Enjoy!!

Tim

View oldskoolmodder's profile

oldskoolmodder

775 posts in 2397 days


#3 posted 10-12-2008 02:31 AM

as a cribbage player since I was very very young, I’d say this is a nice project, IF you can pull it off. IF you can, then good luck, I look forward to seeing the end result. As pointed out 300+ holes to drill, more like 388 if I remember correctly for 3 players the way it’s laid out, is an awful lot of work.

-- Respect your shop tools and they will respect you - Ric

View SwedishIron's profile

SwedishIron

142 posts in 2358 days


#4 posted 10-12-2008 05:41 AM

I’m a cribbage playing freak myself and have made a fair share of boards before such as this 5 player tournament style board that contains a mere 640 holes… all hand drilled using a 1/8” brad point bit. :(

5 Player Cribbage

What you want to do will be difficult but not impossible. I would suggest that you do something using the traditional marquetry style of inlay. You could layer the different types of veneers together in a sandwich and use a fine toothed blade in a scroll saw to cut them out. They should seamlessly fit together. You wouldn’t get the grain to wrap around the curves but it would still look nice. You could scratch in some stringing between rows to add definition and to make up for gaps between the veneers. Good luck, and make sure to post pictures as you make progress.
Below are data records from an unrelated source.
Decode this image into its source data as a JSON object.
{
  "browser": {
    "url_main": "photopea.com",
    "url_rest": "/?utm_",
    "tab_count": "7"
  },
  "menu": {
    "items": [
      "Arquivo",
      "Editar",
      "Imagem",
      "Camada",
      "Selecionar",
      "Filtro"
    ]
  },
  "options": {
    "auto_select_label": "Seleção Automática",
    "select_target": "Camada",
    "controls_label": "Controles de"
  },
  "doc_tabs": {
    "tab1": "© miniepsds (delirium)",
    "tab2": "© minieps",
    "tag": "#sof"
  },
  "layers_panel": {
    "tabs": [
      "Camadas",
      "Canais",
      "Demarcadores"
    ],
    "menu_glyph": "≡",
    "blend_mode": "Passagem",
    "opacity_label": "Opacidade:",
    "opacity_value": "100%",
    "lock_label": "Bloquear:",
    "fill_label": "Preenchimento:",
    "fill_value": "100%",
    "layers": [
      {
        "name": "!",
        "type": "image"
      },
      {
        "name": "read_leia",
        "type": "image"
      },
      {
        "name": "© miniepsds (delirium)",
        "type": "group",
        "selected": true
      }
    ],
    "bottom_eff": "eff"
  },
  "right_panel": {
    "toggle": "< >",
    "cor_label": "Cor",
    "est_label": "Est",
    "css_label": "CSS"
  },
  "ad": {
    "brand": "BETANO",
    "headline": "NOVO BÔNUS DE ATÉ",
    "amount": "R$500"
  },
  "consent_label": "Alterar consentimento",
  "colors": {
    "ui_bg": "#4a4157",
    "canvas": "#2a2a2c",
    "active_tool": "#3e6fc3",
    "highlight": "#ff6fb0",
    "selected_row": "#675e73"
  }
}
-- Scott, Colorado

View Heyz's profile

Heyz

22 posts in 2233 days


#5 posted 10-12-2008 06:41 PM

Thanks for ideas Tim & Scott. I’m looking for a challenge and this will be it. Spent all last night reading up on steam bending. I’m excited!

I’m not super excited at the prospect of drilling three or four hundred holes, but I guess it’s only half the work Tim had to do! I do need to buy myself a drill press first, and this project is the perfect excuse to do it!

-- Heyz, in the cold winterland of Canada

Have your say...

You must be signed in to post the comments.

DISCLAIMER: Any posts on LJ are posted by individuals acting in their own right and do not necessarily reflect the views of LJ. LJ will not be held liable for the actions of any user.

Latest Projects | Latest Blog Entries | Latest Forum Topics

HomeRefurbers.com

Latest Projects | Latest Blog Entries | Latest Forum Topics

GardenTenders.com :: gardening showcase